you don’t tend to mind,

although you patiently wait
as I scrape at the earth.

And my clothes, seen too much wear for me,
you cover with a robe of lamb’s wool

whiter than the last of the snow
blanketing the hills.

And then you take my hand, and grasp tight in welcome.

As though, I had not been gone,
as though, there were no question of my belonging

here, in this kingdom
wider within than without

with walls extending
beyond the extent of my vision.

Roof higher than my eyesight’s reach,
and a table longer than comprehension

where guests sit joyous and replete.

That I might be one of them?
That I might find my place set?

Is the silent question,
always at the forefront of my mind.

But without doubt,
you know the answer.

You who have come to seek those
who think themselves lost.

You hold a spot vacant

bearing my name.

Ana Lisa de Jong
November 2017
Image:  Charles Mackesy

 

A Poem: Angels

We are angels
to each other

My needs met in you
and yours in me.

At the very least
we keep each other afloat

At peace
and on an even keel

Company in
other’s solitude

Fellow travellers
of this pilgrim’s road.

At best, though
I suspect God might mean

us to reflect
each other’s light

magnifying glasses
of the kind that highlight the good

that we might shed the shame
carried as a weight

on our shoulders
for far too long

and rise still
to greater and greater heights.

We are angels
to each other

my uplift is your gain
the wind beneath my wings

the impetus
for your forward momentum.

And the view of you
against the backdrop of heaven

is the inspiration for my own
becoming

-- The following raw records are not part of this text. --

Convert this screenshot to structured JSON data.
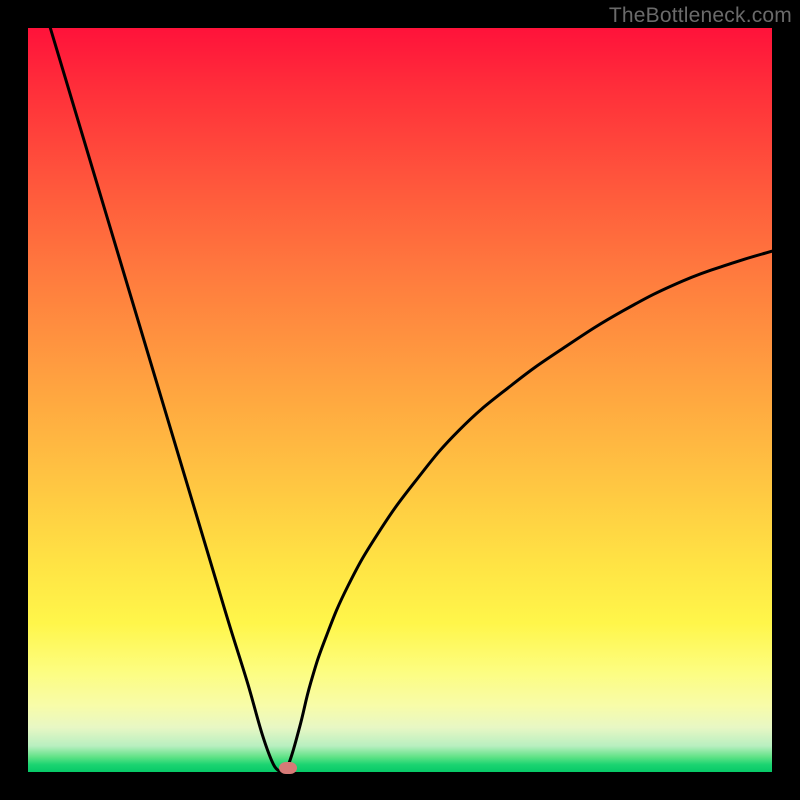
{
  "watermark": "TheBottleneck.com",
  "colors": {
    "frame": "#000000",
    "curve": "#000000",
    "marker": "#d67a77",
    "gradient_top": "#ff123a",
    "gradient_bottom": "#06c968"
  },
  "chart_data": {
    "type": "line",
    "title": "",
    "xlabel": "",
    "ylabel": "",
    "xlim": [
      0,
      100
    ],
    "ylim": [
      0,
      100
    ],
    "grid": false,
    "legend": false,
    "annotations": [],
    "description": "Bottleneck-style V curve. Left branch descends steeply from (≈3,100) to a minimum near x≈34 at y≈0; right branch rises with decreasing slope reaching only y≈70 at x=100.",
    "minimum": {
      "x": 34,
      "y": 0
    },
    "left_branch": [
      {
        "x": 3,
        "y": 100
      },
      {
        "x": 6,
        "y": 90
      },
      {
        "x": 9,
        "y": 80
      },
      {
        "x": 12,
        "y": 70
      },
      {
        "x": 15,
        "y": 60
      },
      {
        "x": 18,
        "y": 50
      },
      {
        "x": 21,
        "y": 40
      },
      {
        "x": 24,
        "y": 30
      },
      {
        "x": 27,
        "y": 20
      },
      {
        "x": 29.5,
        "y": 12
      },
      {
        "x": 31.5,
        "y": 5
      },
      {
        "x": 33,
        "y": 1
      },
      {
        "x": 34,
        "y": 0
      }
    ],
    "right_branch": [
      {
        "x": 34,
        "y": 0
      },
      {
        "x": 35,
        "y": 1
      },
      {
        "x": 36.5,
        "y": 6
      },
      {
        "x": 38,
        "y": 12
      },
      {
        "x": 40,
        "y": 18
      },
      {
        "x": 43,
        "y": 25
      },
      {
        "x": 47,
        "y": 32
      },
      {
        "x": 52,
        "y": 39
      },
      {
        "x": 58,
        "y": 46
      },
      {
        "x": 65,
        "y": 52
      },
      {
        "x": 72,
        "y": 57
      },
      {
        "x": 80,
        "y": 62
      },
      {
        "x": 88,
        "y": 66
      },
      {
        "x": 95,
        "y": 68.5
      },
      {
        "x": 100,
        "y": 70
      }
    ],
    "marker": {
      "x": 35,
      "y": 0.5,
      "shape": "pill",
      "color": "#d67a77"
    }
  }
}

and my journeying onwards
into the wide and beckoning sky.

Ana Lisa de Jong
October 2017

Image:  Pinterest (source unknown)